The advent of affordable computers and the easy-access to the internet has made us more dependent on them. Today, one does not even need a computer to access the net since other devices (e.g. tablets, smartphones, even printers!) are capable of doing so. Children below the age of 5 are introduced to computers and by the time they reach their teens, they have become somewhat of a ‘tech expert’.
The Internet Is A Place Of Learning
The internet has become a crucial part of any teen’s life because it is a gateway to a wealth of information. They can do their homework, research subjects, and refer to quality material for assignments, from the comfort of home.
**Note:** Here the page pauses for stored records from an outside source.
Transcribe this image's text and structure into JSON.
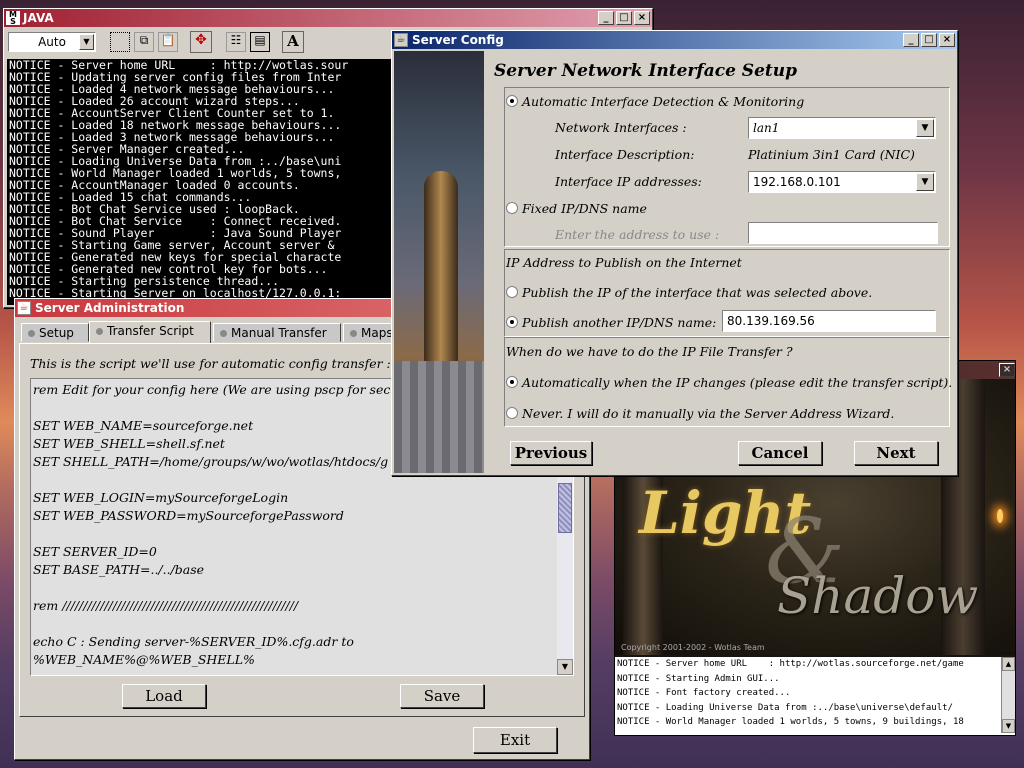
{
  "java_window": {
    "title": "JAVA",
    "font_select": "Auto",
    "console_lines": [
      "NOTICE - Server home URL     : http://wotlas.sour",
      "NOTICE - Updating server config files from Inter",
      "NOTICE - Loaded 4 network message behaviours...",
      "NOTICE - Loaded 26 account wizard steps...",
      "NOTICE - AccountServer Client Counter set to 1.",
      "NOTICE - Loaded 18 network message behaviours...",
      "NOTICE - Loaded 3 network message behaviours...",
      "NOTICE - Server Manager created...",
      "NOTICE - Loading Universe Data from :../base\\uni",
      "NOTICE - World Manager loaded 1 worlds, 5 towns,",
      "NOTICE - AccountManager loaded 0 accounts.",
      "NOTICE - Loaded 15 chat commands...",
      "NOTICE - Bot Chat Service used : loopBack.",
      "NOTICE - Bot Chat Service    : Connect received.",
      "NOTICE - Sound Player        : Java Sound Player",
      "NOTICE - Starting Game server, Account server &",
      "NOTICE - Generated new keys for special characte",
      "NOTICE - Generated new control key for bots...",
      "NOTICE - Starting persistence thread...",
      "NOTICE - Starting Server on localhost/127.0.0.1:"
    ]
  },
  "server_admin": {
    "title": "Server Administration",
    "tabs": [
      {
        "label": "Setup"
      },
      {
        "label": "Transfer Script"
      },
      {
        "label": "Manual Transfer"
      },
      {
        "label": "Maps"
      }
    ],
    "intro": "This is the script we'll use for automatic config transfer :",
    "script_lines": [
      "rem Edit for your config here (We are using pscp for secur",
      "",
      "SET WEB_NAME=sourceforge.net",
      "SET WEB_SHELL=shell.sf.net",
      "SET SHELL_PATH=/home/groups/w/wo/wotlas/htdocs/g",
      "",
      "SET WEB_LOGIN=mySourceforgeLogin",
      "SET WEB_PASSWORD=mySourceforgePassword",
      "",
      "SET SERVER_ID=0",
      "SET BASE_PATH=../../base",
      "",
      "rem ////////////////////////////////////////////////////////",
      "",
      "echo C : Sending server-%SERVER_ID%.cfg.adr to",
      "%WEB_NAME%@%WEB_SHELL%"
    ],
    "load_label": "Load",
    "save_label": "Save",
    "exit_label": "Exit"
  },
  "server_config": {
    "title": "Server Config",
    "heading": "Server Network Interface Setup",
    "auto_detect_label": "Automatic Interface Detection & Monitoring",
    "net_if_label": "Network Interfaces :",
    "net_if_value": "lan1",
    "if_desc_label": "Interface Description:",
    "if_desc_value": "Platinium 3in1 Card (NIC)",
    "if_ip_label": "Interface IP addresses:",
    "if_ip_value": "192.168.0.101",
    "fixed_label": "Fixed IP/DNS name",
    "enter_addr_label": "Enter the address to use :",
    "enter_addr_value": "",
    "publish_section": "IP Address to Publish on the Internet",
    "publish_iface_label": "Publish the IP of the interface that was selected above.",
    "publish_other_label": "Publish another IP/DNS name:",
    "publish_other_value": "80.139.169.56",
    "transfer_section": "When do we have to do the IP File Transfer ?",
    "auto_change_label": "Automatically when the IP changes (please edit the transfer script).",
    "never_label": "Never. I will do it manually via the Server Address Wizard.",
    "previous_label": "Previous",
    "cancel_label": "Cancel",
    "next_label": "Next"
  },
  "splash": {
    "logo_light": "Light",
    "logo_amp": "&",
    "logo_shadow": "Shadow",
    "copyright": "Copyright  2001-2002  - Wotlas Team",
    "log_lines": [
      "NOTICE - Server home URL    : http://wotlas.sourceforge.net/game",
      "NOTICE - Starting Admin GUI...",
      "NOTICE - Font factory created...",
      "NOTICE - Loading Universe Data from :../base\\universe\\default/",
      "NOTICE - World Manager loaded 1 worlds, 5 towns, 9 buildings, 18"
    ]
  },
  "colors": {
    "titlebar_active": "#0a246a",
    "titlebar_active2": "#a6caf0",
    "titlebar_inactive": "#c0404a",
    "face": "#d4d0c8"
  }
}
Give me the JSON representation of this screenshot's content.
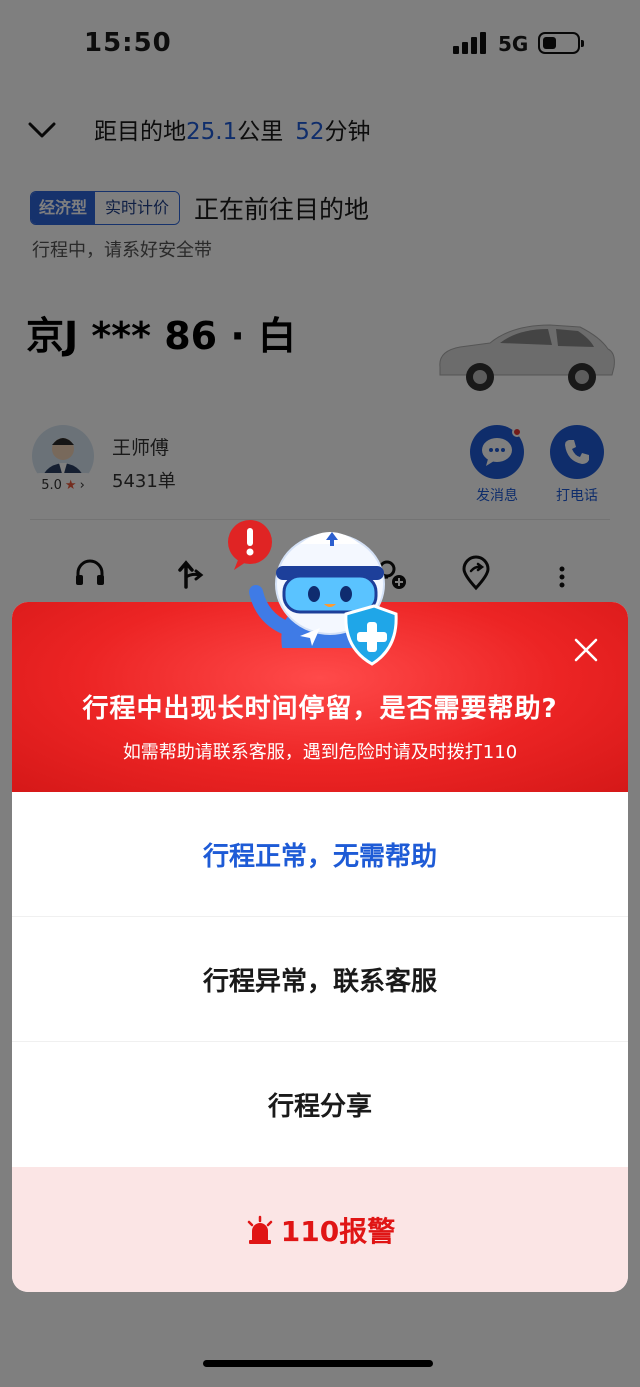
{
  "status_bar": {
    "time": "15:50",
    "network": "5G",
    "battery_level": 0.35
  },
  "nav": {
    "prefix": "距目的地",
    "distance_value": "25.1",
    "distance_unit": "公里",
    "time_value": "52",
    "time_unit": "分钟",
    "collapse_icon": "chevron-down-icon"
  },
  "trip": {
    "tag_type": "经济型",
    "tag_pricing": "实时计价",
    "status": "正在前往目的地",
    "subtitle": "行程中，请系好安全带"
  },
  "driver_card": {
    "plate": "京J *** 86 · 白",
    "driver_name": "王师傅",
    "orders": "5431单",
    "rating": "5.0",
    "message_label": "发消息",
    "call_label": "打电话"
  },
  "help_dialog": {
    "title": "行程中出现长时间停留，是否需要帮助?",
    "subtitle": "如需帮助请联系客服，遇到危险时请及时拨打110",
    "options": [
      {
        "label": "行程正常，无需帮助"
      },
      {
        "label": "行程异常，联系客服"
      },
      {
        "label": "行程分享"
      }
    ],
    "alarm_label": "110报警"
  },
  "colors": {
    "accent_blue": "#1e5bd6",
    "alert_red": "#ec2424",
    "alarm_bg": "#fbe5e5"
  }
}
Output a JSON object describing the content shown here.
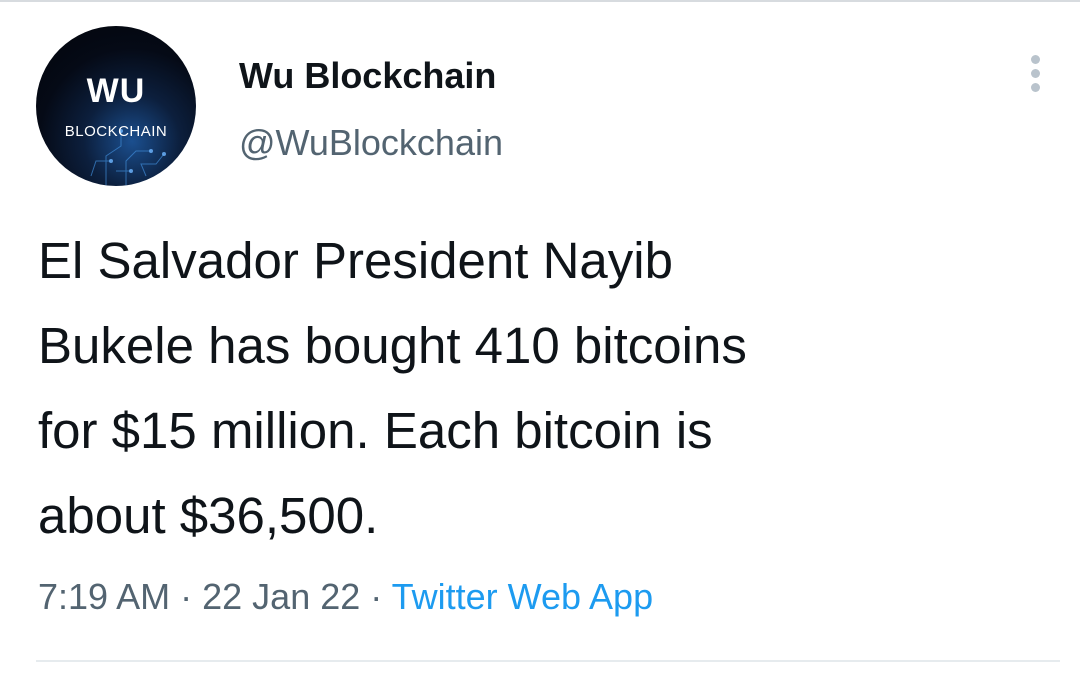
{
  "author": {
    "avatar_logo_main": "WU",
    "avatar_logo_sub": "BLOCKCHAIN",
    "display_name": "Wu Blockchain",
    "handle": "@WuBlockchain"
  },
  "more_icon": "more-vertical-icon",
  "tweet": {
    "text_lines": [
      "El Salvador President Nayib",
      "Bukele has bought 410 bitcoins",
      "for $15 million. Each bitcoin is",
      "about $36,500."
    ],
    "time": "7:19 AM",
    "separator": "·",
    "date": "22 Jan 22",
    "source": "Twitter Web App"
  },
  "colors": {
    "text_primary": "#0f1419",
    "text_secondary": "#536471",
    "link": "#1d9bf0"
  }
}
The internet is also a great way for teens to socialise. Social media is widely used by teens (and indeed, adults) as a way to stay connected with friends and family anywhere, anytime. Your children do not know a world without the internet or social media, and they can’t imagine being in a world without it.
The Dark Side Of The Net
With the advancement of technology also comes new and an increasing number of threats such as cyberbullying. Cyberbullying happens when someone uses the internet to send or post text or images intended to hurt or embarrass another person.
According to the Microsoft Global Youth Online Behaviour Survey (2012), Malaysia is ranked 17th highest in cyberbullying among the 25 countries surveyed. The study also reported that 33% of children aged between 8 and 17 years old have been subjected to some form of cyberbullying. Two years after the study, further research revealed that cyberbullying incidents among school age children in Malaysia were on the rise with 13-15 year olds being the most common targets.
Cyberbullies can be classmates, online acquaintances, and even anonymous users, but most cyberbullies do know their victims. Here are some examples of what cyberbullies might do:
- Send a mean or threatening email, instant message, or text message.
- Excluding someone from an instant messenger buddy list, or Whatsapp group or blocking their email for no reason.
- Tricking someone into revealing personal or embarrassing information and then distributing it to others.
- Hacking into someone’s email or online account to send cruel or untrue messages while posing as that person.
- Creating websites to make fun of another person.
- Using websites to rate peers as prettiest, ugliest, etc.
- Incite hate for another person using information which is not true or made up and posting it online.
Keeping your child safe from online bullying
Parents and carers need to be aware that there is a good chance that children have been involved in cyberbullying in some way, either as a victim, perpetrator, or bystander. While it may be tempting to block them from using the internet altogether, it is not a realistic way to prevent cyberbullying. Instead:
- supervise their internet usage, set boundaries and teach them good online behaviour and etiquette. If a child breaks the rules, restrict internet access for an agreed period of time.
- use the privacy settings, parental controls and built in internet safety features provided.
- encourage your child to come forward if they are being bullied, know of someone who is being bullied or if they have knowledge of anyone being a bully.
- monitor your child’s internet activity closely and ensure that you play a vital role in your child’s life and get involved in your child’s activities.
- teach them about treating others with respect and dignity whether on- or offline.
- equip yourself with knowledge about cyber safety, cyberbullying, etc., and make sure your teen also understands it as well.
- model appropriate online behaviour.
- if your child admits to being bullied, assess the situation, collect evidence, reassure your child and lodge a police report. If the bully is someone they know from school, also file a complaint with th school authorities.
Tell your teens to:
- Never give out personal information online for whatever reason.
- Talk about cyberbullying and let them know you are always there to listen and help if they need it.
- Never tell anyone their password and always log out of accounts or computers after use.
- If someone sends a mean or threatening message, don’t respond. Save it or print it out and show it to you or another trusted adult.
- Do not open anonymous emails/spam or emails/messages from someone who has been bullying you.
- Don’t post compromising pictures of themselves online.
- Think before posting anything online and always be polite online even when others are not.
Cyberbullying is a crime and a serious problem amongst teens and should not be taken lightly. Bullies can be convicted under the Computer Crimes Act, the Penal Code or the Juvenile Act, depending on the nature or severity of the case.
As parents, we cannot make the world a perfectly safe place for our children, but we should try our best to be available to them to provide counselling, comfort, and safety. Education and awareness are important to ensure that your children do not fall prey to the threat of cyberbullying.
An educational contribution by Malaysian Paediatric Association.